A 67-year-old man with ascending aortic aneurysm was referred to our hospital. Transthoracic echocardiography showed severe aortic regurgitation with annuloaortic ectasia and transesophageal echocardiography revealed a quadricuspid aortic valve. This patient underwent aortic root replacement with a valve sparing technique. Under deep hypothermic circulatory arrest with retrograde cerebral perfusion, replacement of the ascending aorta was successfully performed. The postoperative course was uneventful. This patient is doing well 6 months after surgery without recurrence of aortic regurgitation.

Article in Japanese | WPRIM | ID: wpr-362991

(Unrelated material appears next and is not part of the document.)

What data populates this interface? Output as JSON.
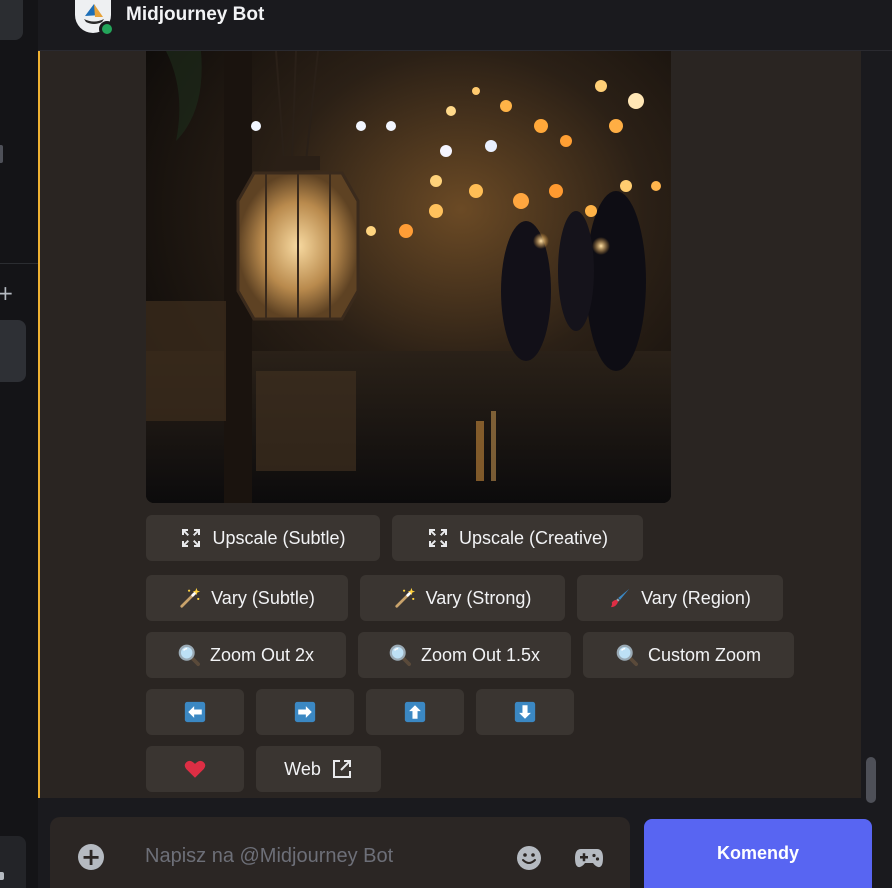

A 59-year-old man with a history of hypertension who suddenly developed back pain and apoplexy was transferred to our hospital 20 min after the clinical onset. Physical examination showed right conjugate deviation of the eyes and left paralysis, suggesting disorder of the right cerebral hemisphere. Enhance computed tomography showed an aortic dissection from the ascending aorta to bilateral iliac arteries, and the right common cranial artery was compressed by a false lumen. Acute type A aortic dissection complicated with cerebral malperfusion was diagnosed, and an emergency operation was performed 2.5<MOVE aki=125 bnkn=Y>h after the onset. Cardiopulmonary bypass was established with right femoral artery inflow and bicaval venous drainage. We found the dissection entry at the ascending aorta using the distal open technique, and performed hemiarch graft replacement with selective cerebral perfusion. The postoperative course was uneventful without deterioration of neurological function. Postoperative computed tomography showed no evidence of cerebral bleeding. He was given on ambulatory discharge on the 22nd postoperative day.